Born and raised in the port city of Tianjin by state-company lifers, Forrest Li, as he’s now known, enrolled at a Shanghai University in his teens, arriving in a big city teeming with flashy people who spoke an unfamiliar dialect.
Shell-shocked, he spent most nights playing games at an internet cafe till dawn. Now, Li runs the Singapore-based startup that’s valued at more than $3.75 billion.
“Our aspiration is to build Garena into a $100-billion consumer company in 10 years,” the still soft-spoken Li, 39, said during a rare interview in his office. Garena is shooting for a U.S. initial public offering in two to three years, with possibly a secondary listing somewhere in Southeast Asia.
Established in 2009, Garena found early success in Singapore with the help of investor and mentor Tencent. Starting out as an online gaming company, it quickly grew into one of the biggest companies in regional retail and payments.
It has grown net revenue 13-fold since 2011 to $270 million in 2015. That’s a compounded annual growth rate of 95 percent, according to Nash.
Other priorities include shoring up Shopee and AirPay, Garena’s recently introduced mobile marketplace and payments services. They’re targeting a region with 620 million consumers on the cusp of an online shopping boom.

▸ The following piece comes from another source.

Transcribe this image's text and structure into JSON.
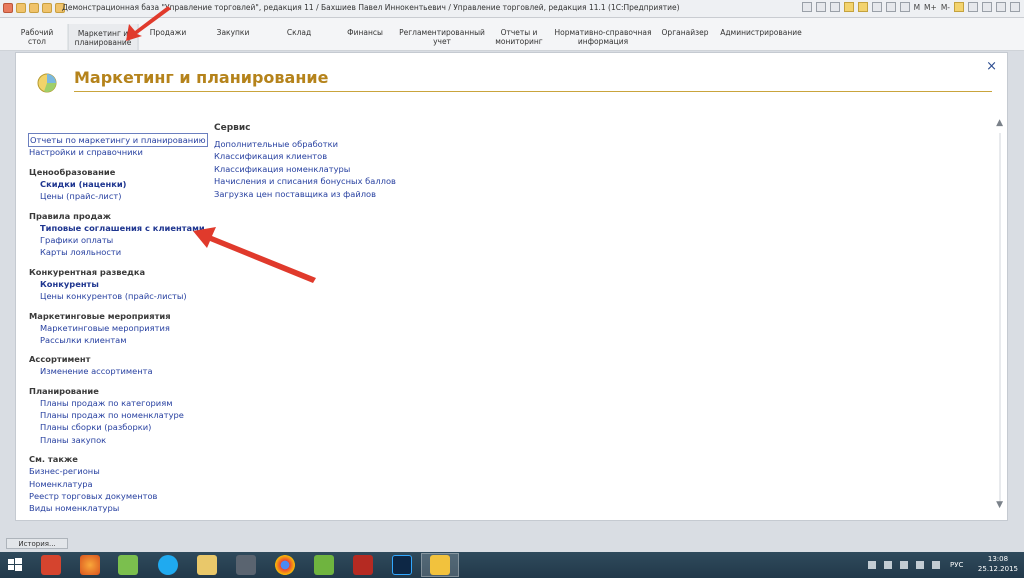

The company has raised more than $500 million, most recently a $170 million series D in March. Several members of billionaire Robert Kuok’s family were early backers. Other big-name investors include Keytone Ventures and Khazanah Nasional Bhd., Malaysia’s sovereign wealth fund.